The recent migration issues at the Beitbridge border presented an opportunity to educate (South) Africans about the Africa Continental Free Trade Area (AfCFTA), where the African Union (AU) member countries agreed to forming a single bloc where they can all benefit from legal unrestricted movement of people and goods.
The (AU) passport was expected to be rolled out in member countries during 2020, but the schedule of most things was interrupted by the coronavirus pandemic. I was reminded about this AU passport after EFF Leader advised migrants from neighbouring SADC countries to find “Creative ways” to illegally enter South Africa in order to counter the inefficiencies delaying them at the borders, and by implication to challenge South African sovereign policies and processes.

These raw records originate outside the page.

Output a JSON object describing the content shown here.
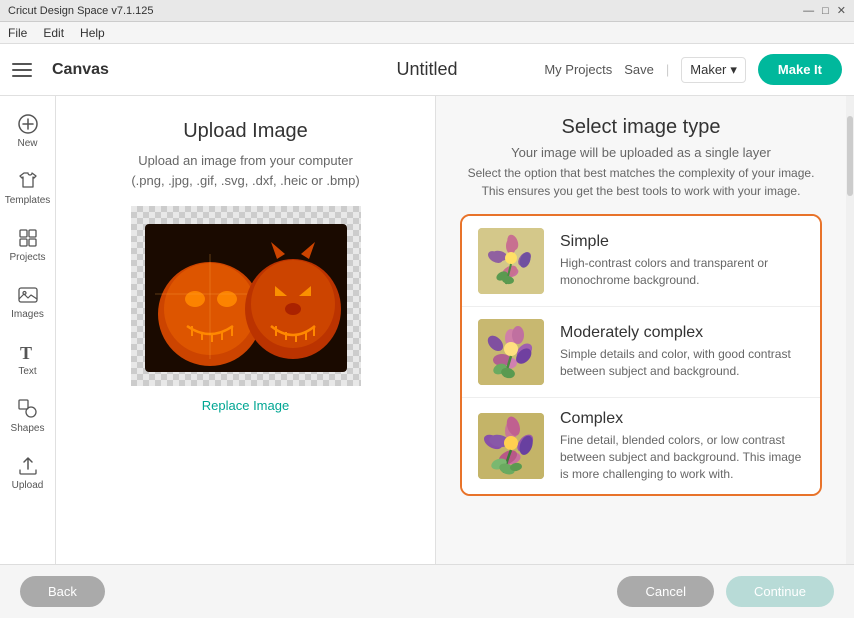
{
  "titlebar": {
    "title": "Cricut Design Space v7.1.125",
    "minimize": "—",
    "maximize": "□",
    "close": "✕"
  },
  "menubar": {
    "items": [
      "File",
      "Edit",
      "Help"
    ]
  },
  "header": {
    "canvas_label": "Canvas",
    "title": "Untitled",
    "my_projects": "My Projects",
    "save": "Save",
    "maker_label": "Maker",
    "make_it": "Make It"
  },
  "sidebar": {
    "items": [
      {
        "id": "new",
        "label": "New",
        "icon": "plus-circle"
      },
      {
        "id": "templates",
        "label": "Templates",
        "icon": "shirt"
      },
      {
        "id": "projects",
        "label": "Projects",
        "icon": "grid"
      },
      {
        "id": "images",
        "label": "Images",
        "icon": "image"
      },
      {
        "id": "text",
        "label": "Text",
        "icon": "text-t"
      },
      {
        "id": "shapes",
        "label": "Shapes",
        "icon": "shapes"
      },
      {
        "id": "upload",
        "label": "Upload",
        "icon": "upload"
      }
    ]
  },
  "upload": {
    "title": "Upload Image",
    "description_line1": "Upload an image from your computer",
    "description_line2": "(.png, .jpg, .gif, .svg, .dxf, .heic or .bmp)",
    "replace_link": "Replace Image"
  },
  "select": {
    "title": "Select image type",
    "subtitle": "Your image will be uploaded as a single layer",
    "description": "Select the option that best matches the complexity of your image.\nThis ensures you get the best tools to work with your image.",
    "options": [
      {
        "id": "simple",
        "name": "Simple",
        "description": "High-contrast colors and transparent or monochrome background."
      },
      {
        "id": "moderately-complex",
        "name": "Moderately complex",
        "description": "Simple details and color, with good contrast between subject and background."
      },
      {
        "id": "complex",
        "name": "Complex",
        "description": "Fine detail, blended colors, or low contrast between subject and background. This image is more challenging to work with."
      }
    ]
  },
  "footer": {
    "back": "Back",
    "cancel": "Cancel",
    "continue": "Continue"
  },
  "colors": {
    "accent": "#e8732a",
    "teal": "#00b89c",
    "teal_light": "#b8dbd7",
    "gray_btn": "#aaa"
  }
}
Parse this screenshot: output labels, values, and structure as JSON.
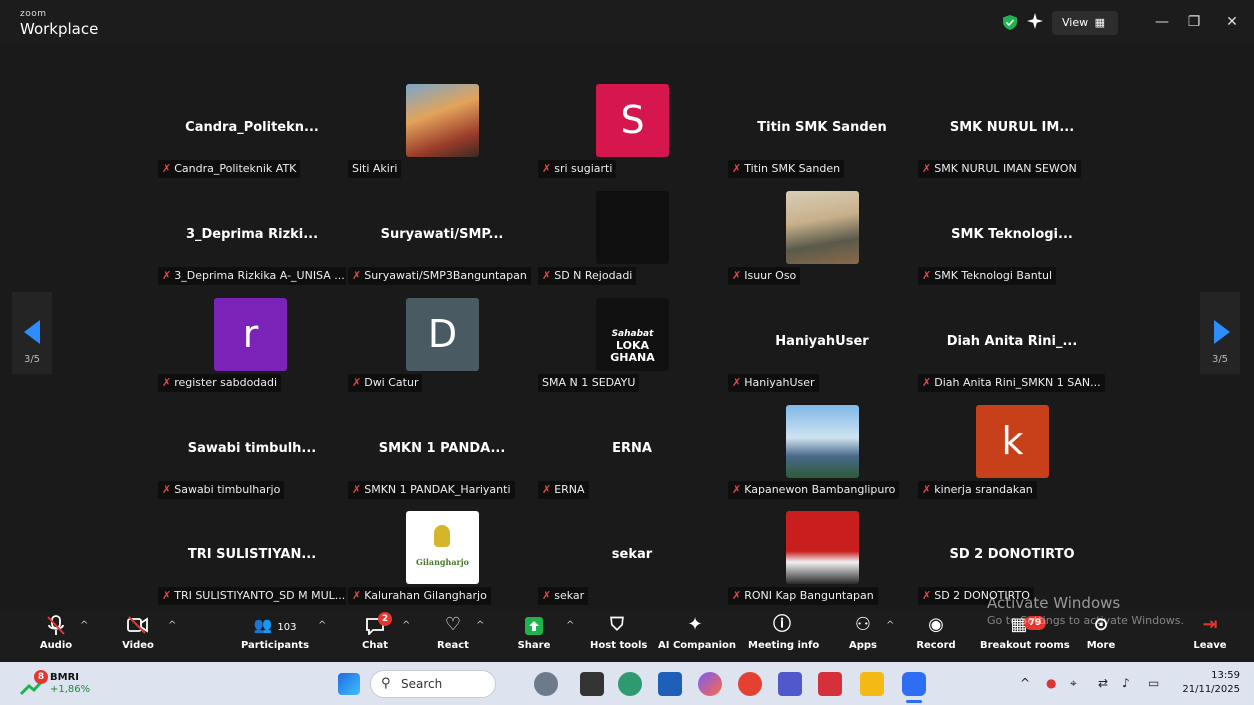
{
  "window": {
    "brand_small": "zoom",
    "brand_big": "Workplace",
    "view_label": "View"
  },
  "gallery": {
    "page_left": "3/5",
    "page_right": "3/5",
    "tiles": [
      {
        "name": "Candra_Politekn...",
        "caption": "Candra_Politeknik ATK",
        "muted": true,
        "avatar": null
      },
      {
        "name": "",
        "caption": "Siti Akiri",
        "muted": false,
        "avatar": "photo-couple"
      },
      {
        "name": "",
        "caption": "sri sugiarti",
        "muted": true,
        "avatar": "S",
        "color": "#d6174d"
      },
      {
        "name": "Titin SMK Sanden",
        "caption": "Titin SMK Sanden",
        "muted": true,
        "avatar": null
      },
      {
        "name": "SMK NURUL IM...",
        "caption": "SMK NURUL IMAN SEWON",
        "muted": true,
        "avatar": null
      },
      {
        "name": "3_Deprima Rizki...",
        "caption": "3_Deprima Rizkika A-_UNISA ...",
        "muted": true,
        "avatar": null
      },
      {
        "name": "Suryawati/SMP...",
        "caption": "Suryawati/SMP3Banguntapan",
        "muted": true,
        "avatar": null
      },
      {
        "name": "",
        "caption": "SD N Rejodadi",
        "muted": true,
        "avatar": "dark-video"
      },
      {
        "name": "",
        "caption": "Isuur Oso",
        "muted": true,
        "avatar": "photo-meeting"
      },
      {
        "name": "SMK Teknologi...",
        "caption": "SMK Teknologi Bantul",
        "muted": true,
        "avatar": null
      },
      {
        "name": "",
        "caption": "register sabdodadi",
        "muted": true,
        "avatar": "r",
        "color": "#7b22b8"
      },
      {
        "name": "",
        "caption": "Dwi Catur",
        "muted": true,
        "avatar": "D",
        "color": "#4a5a63"
      },
      {
        "name": "",
        "caption": "SMA N 1 SEDAYU",
        "muted": false,
        "avatar": "logo-text",
        "logo_line1": "Sahabat",
        "logo_line2": "LOKA GHANA"
      },
      {
        "name": "HaniyahUser",
        "caption": "HaniyahUser",
        "muted": true,
        "avatar": null
      },
      {
        "name": "Diah Anita Rini_...",
        "caption": "Diah Anita Rini_SMKN 1 SAN...",
        "muted": true,
        "avatar": null
      },
      {
        "name": "Sawabi timbulh...",
        "caption": "Sawabi timbulharjo",
        "muted": true,
        "avatar": null
      },
      {
        "name": "SMKN 1 PANDA...",
        "caption": "SMKN 1 PANDAK_Hariyanti",
        "muted": true,
        "avatar": null
      },
      {
        "name": "ERNA",
        "caption": "ERNA",
        "muted": true,
        "avatar": null
      },
      {
        "name": "",
        "caption": "Kapanewon Bambanglipuro",
        "muted": true,
        "avatar": "photo-city"
      },
      {
        "name": "",
        "caption": "kinerja srandakan",
        "muted": true,
        "avatar": "k",
        "color": "#c8401a"
      },
      {
        "name": "TRI SULISTIYAN...",
        "caption": "TRI SULISTIYANTO_SD M MUL...",
        "muted": true,
        "avatar": null
      },
      {
        "name": "",
        "caption": "Kalurahan Gilangharjo",
        "muted": true,
        "avatar": "logo-gilangharjo",
        "logo_text": "Gilangharjo"
      },
      {
        "name": "sekar",
        "caption": "sekar",
        "muted": true,
        "avatar": null
      },
      {
        "name": "",
        "caption": "RONI Kap Banguntapan",
        "muted": true,
        "avatar": "photo-portrait"
      },
      {
        "name": "SD 2 DONOTIRTO",
        "caption": "SD 2 DONOTIRTO",
        "muted": true,
        "avatar": null
      }
    ]
  },
  "toolbar": {
    "audio": "Audio",
    "video": "Video",
    "participants": "Participants",
    "participants_count": "103",
    "chat": "Chat",
    "chat_badge": "2",
    "react": "React",
    "share": "Share",
    "host_tools": "Host tools",
    "ai_companion": "AI Companion",
    "meeting_info": "Meeting info",
    "apps": "Apps",
    "record": "Record",
    "breakout_rooms": "Breakout rooms",
    "breakout_badge": "79",
    "more": "More",
    "leave": "Leave"
  },
  "watermark": {
    "line1": "Activate Windows",
    "line2": "Go to Settings to activate Windows."
  },
  "taskbar": {
    "weather_badge": "8",
    "weather_title": "BMRI",
    "weather_value": "+1,86%",
    "search_placeholder": "Search",
    "time": "13:59",
    "date": "21/11/2025"
  }
}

This was a strange utterance from an elected parliamentarian, it was made more strange by a call (from the same mouth) for South Africans to not allow visitors into their homes because of Covid-19 regulations. I wondered why the same logic was not used to arrive at not asking Migrants to break laws of sovereign states. Malema was mostly responding to contradictions of closing local SADC borders but allowing the airports to remain open, accusing the government of behaving in a manner “that pleases whiteness and Europeans”, “The disease did not come through Zimbabwe or Lesotho. It came from Italy. It is white people who brought the disease here…” Malema said.
The single AU passport, itself a necessary creative way , will be a crucial element for the success of the African Continental Free Trade Area (AfCFTA) agreement which went live on the 1st January 2021. The agreement allows for the free movement of people and goods across the African continent under the free movement protocol (you need to read the document at some point, it involves you). The AU’s protocol defines free movement as “…the right to enter and exit member states and move freely within them, subject to the states’ laws and procedures…”. It regards the freedom to travel or move goods across the continent as likely to boost the economic integration of Africa. Appropriate communication to this extent is necessary to citizens as stakeholders in any country, if unnecessary Xenophobic demonstrations are to be avoided.
Migration is a concept as old as the human species. The nomadic lifestyles of pasturalists seeking fresh cud and the travelling to unknown and far away places to entertain the explorative nature of humans has been part of our history and nature. Other more “artificial” inclinations of humankind such as colonialism, capitalism and increased globalisation have influenced the hows and why’s various peoples have had the need to migrate. South Africa has occasionally had flair ups of unrests labelled as “xenophobic violence” but that appears to have a class bias, targeting only “non-white” foreigners. It was in Alexandra township that “operation Buyelekhaya” first surfaced in 1995, a year after the first democratically elected governance was afforded to the majority black nation state. Since then, occasional xenophobic violence erupts sporadically throughout the townships, attacking Somali refugee and other economic migrants. Leaders, even self-proclaimed fighters of economic freedom need to be responsible with how issues of migration are handled, especially when the justification for both the attacks and the illegal immigration into south Africa are mostly due to economic reasons, surrounding the phrase “…our Jobs…”
The recent chaotic scenes witnessed at the borders that connect South Africa to neighbouring countries happened in the year South African President, Cyril Ramaphosa is the outgoing head of the African Union, after a really productive year, with the finalised release of the long awaited single AU passport that was idealised in 2016 happening now… It is unfortunate this widely publicised border mismanagement by South Africa Home affairs, leading to bad PR for our processes but an opportunity to learn from what happened and avoid it at all costs.
I would deem it beneficial for countries to fast track these AU passports, which Malema is basically issuing by illegitimate decree. There always remains the responsibility to avoid desperate migrant opportunists be turned to criminality, especially by a clarion call to illegal “creativity” endorsed by contradictory but necessary opposite politicians who should be fighting for the economic freedom of the constituents they represent within these borders. Is it me or have our lives become increasingly complex?